- _TASK INPUTS_
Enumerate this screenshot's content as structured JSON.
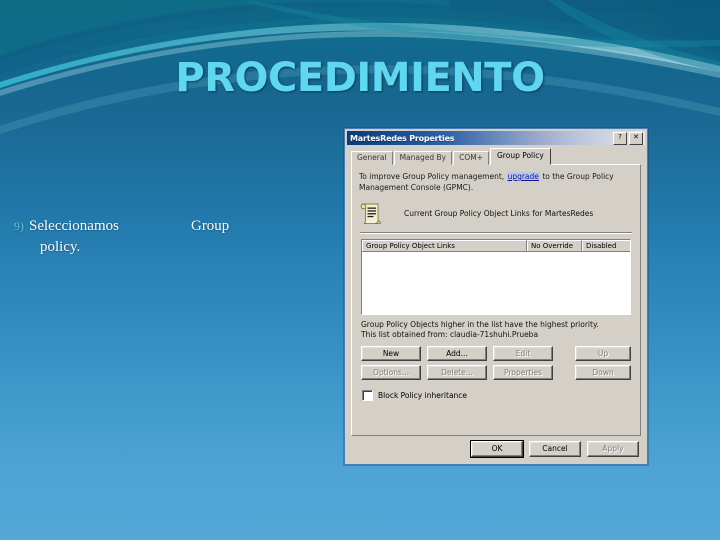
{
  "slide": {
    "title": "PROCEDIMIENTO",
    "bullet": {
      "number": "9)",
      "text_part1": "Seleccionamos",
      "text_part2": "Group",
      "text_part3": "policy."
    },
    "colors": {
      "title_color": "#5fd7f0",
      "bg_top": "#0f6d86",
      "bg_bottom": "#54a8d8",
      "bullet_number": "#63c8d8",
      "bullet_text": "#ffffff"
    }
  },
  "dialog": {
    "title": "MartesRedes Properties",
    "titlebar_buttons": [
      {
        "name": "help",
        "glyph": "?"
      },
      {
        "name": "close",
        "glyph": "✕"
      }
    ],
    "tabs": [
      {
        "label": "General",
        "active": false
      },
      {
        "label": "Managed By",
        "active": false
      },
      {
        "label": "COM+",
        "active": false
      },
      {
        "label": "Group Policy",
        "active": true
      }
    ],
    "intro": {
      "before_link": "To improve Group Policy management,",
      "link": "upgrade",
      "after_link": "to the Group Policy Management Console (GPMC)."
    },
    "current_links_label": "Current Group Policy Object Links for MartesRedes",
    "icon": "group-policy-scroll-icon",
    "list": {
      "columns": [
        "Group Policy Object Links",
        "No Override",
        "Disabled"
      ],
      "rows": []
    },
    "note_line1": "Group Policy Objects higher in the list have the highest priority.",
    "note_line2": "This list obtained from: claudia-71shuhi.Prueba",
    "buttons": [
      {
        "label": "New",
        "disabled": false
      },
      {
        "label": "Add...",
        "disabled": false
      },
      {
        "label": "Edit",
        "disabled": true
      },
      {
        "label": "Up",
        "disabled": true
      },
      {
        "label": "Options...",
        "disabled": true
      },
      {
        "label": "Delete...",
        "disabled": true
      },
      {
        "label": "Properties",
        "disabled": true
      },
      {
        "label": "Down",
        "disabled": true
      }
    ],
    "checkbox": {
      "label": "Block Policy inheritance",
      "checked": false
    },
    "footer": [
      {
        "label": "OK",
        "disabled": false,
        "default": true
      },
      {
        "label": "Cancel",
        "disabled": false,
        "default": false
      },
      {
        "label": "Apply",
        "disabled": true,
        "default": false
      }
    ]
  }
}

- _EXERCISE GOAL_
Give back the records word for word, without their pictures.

- _ANSWER SECTION_
Enumerate this screenshot's content as structured JSON.
{
  "slide": {
    "title": "PROCEDIMIENTO",
    "bullet": {
      "number": "9)",
      "text_part1": "Seleccionamos",
      "text_part2": "Group",
      "text_part3": "policy."
    },
    "colors": {
      "title_color": "#5fd7f0",
      "bg_top": "#0f6d86",
      "bg_bottom": "#54a8d8",
      "bullet_number": "#63c8d8",
      "bullet_text": "#ffffff"
    }
  },
  "dialog": {
    "title": "MartesRedes Properties",
    "titlebar_buttons": [
      {
        "name": "help",
        "glyph": "?"
      },
      {
        "name": "close",
        "glyph": "✕"
      }
    ],
    "tabs": [
      {
        "label": "General",
        "active": false
      },
      {
        "label": "Managed By",
        "active": false
      },
      {
        "label": "COM+",
        "active": false
      },
      {
        "label": "Group Policy",
        "active": true
      }
    ],
    "intro": {
      "before_link": "To improve Group Policy management,",
      "link": "upgrade",
      "after_link": "to the Group Policy Management Console (GPMC)."
    },
    "current_links_label": "Current Group Policy Object Links for MartesRedes",
    "icon": "group-policy-scroll-icon",
    "list": {
      "columns": [
        "Group Policy Object Links",
        "No Override",
        "Disabled"
      ],
      "rows": []
    },
    "note_line1": "Group Policy Objects higher in the list have the highest priority.",
    "note_line2": "This list obtained from: claudia-71shuhi.Prueba",
    "buttons": [
      {
        "label": "New",
        "disabled": false
      },
      {
        "label": "Add...",
        "disabled": false
      },
      {
        "label": "Edit",
        "disabled": true
      },
      {
        "label": "Up",
        "disabled": true
      },
      {
        "label": "Options...",
        "disabled": true
      },
      {
        "label": "Delete...",
        "disabled": true
      },
      {
        "label": "Properties",
        "disabled": true
      },
      {
        "label": "Down",
        "disabled": true
      }
    ],
    "checkbox": {
      "label": "Block Policy inheritance",
      "checked": false
    },
    "footer": [
      {
        "label": "OK",
        "disabled": false,
        "default": true
      },
      {
        "label": "Cancel",
        "disabled": false,
        "default": false
      },
      {
        "label": "Apply",
        "disabled": true,
        "default": false
      }
    ]
  }
}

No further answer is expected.